The paper, presented at the 2015 American Thoracic Society International Conference, finds that “e-cigarettes have been shown to significantly improve abstinence at 1 month” when compared to placebo electronic smokes.
Lead author Riyad al-Lehebi and his University of Toronto colleagues searched two medical databases’ worth of previous studies â€“ 4,569 abstracts identified â€“ coming back with 297 articles and then whittling them down to 2 randomized trials and 2 uncontrolled before-and-after studies.
Their findings, published under the title “Efficacy and Safety of Electronic Cigarettes for Smoking Cessation: A Systematic Review” showed that e-cigarettes can make a significant difference for those seeking to abstain from traditional forms of smoking, at least over an initial month-long period.

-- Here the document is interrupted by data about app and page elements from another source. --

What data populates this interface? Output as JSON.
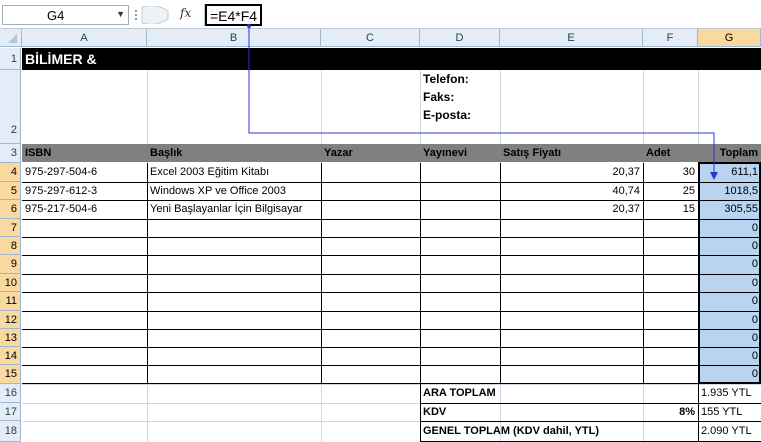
{
  "formula_bar": {
    "name_box": "G4",
    "fx": "fx",
    "formula": "=E4*F4"
  },
  "columns": [
    "A",
    "B",
    "C",
    "D",
    "E",
    "F",
    "G"
  ],
  "rows": [
    "1",
    "2",
    "3",
    "4",
    "5",
    "6",
    "7",
    "8",
    "9",
    "10",
    "11",
    "12",
    "13",
    "14",
    "15",
    "16",
    "17",
    "18"
  ],
  "title": "BİLİMER & NEW HORİZONS",
  "contact": {
    "phone_label": "Telefon:",
    "fax_label": "Faks:",
    "email_label": "E-posta:"
  },
  "headers": {
    "isbn": "ISBN",
    "title": "Başlık",
    "author": "Yazar",
    "publisher": "Yayınevi",
    "price": "Satış Fiyatı",
    "qty": "Adet",
    "total": "Toplam"
  },
  "items": [
    {
      "isbn": "975-297-504-6",
      "title": "Excel 2003 Eğitim Kitabı",
      "price": "20,37",
      "qty": "30",
      "total": "611,1"
    },
    {
      "isbn": "975-297-612-3",
      "title": "Windows XP ve Office 2003",
      "price": "40,74",
      "qty": "25",
      "total": "1018,5"
    },
    {
      "isbn": "975-217-504-6",
      "title": "Yeni Başlayanlar İçin Bilgisayar",
      "price": "20,37",
      "qty": "15",
      "total": "305,55"
    }
  ],
  "empty_totals": [
    "0",
    "0",
    "0",
    "0",
    "0",
    "0",
    "0",
    "0",
    "0"
  ],
  "summary": {
    "subtotal_label": "ARA TOPLAM",
    "subtotal_value": "1.935 YTL",
    "kdv_label": "KDV",
    "kdv_rate": "8%",
    "kdv_value": "155 YTL",
    "grand_label": "GENEL TOPLAM (KDV dahil, YTL)",
    "grand_value": "2.090 YTL"
  },
  "colors": {
    "selection_blue": "#b8d4f0",
    "trace_arrow": "#2a36d8",
    "header_gray": "#808080",
    "title_bg": "#000000"
  }
}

But only one study went on to evaluate continuous abstinence at 6 months, with results from e-cigarettes equal to those obtained by subjects using open-label nicotine patches instead.
“Long-term studies of the efficacy and safety of e-cigarettes are needed to determine their possible role in smoking cessation,” recommended the scholars, suggesting that open-label nicotine patches appear to be a better quitting aid for now in terms of other, more serious complications associated with the two methods’ use. â€“ AFP Relaxnews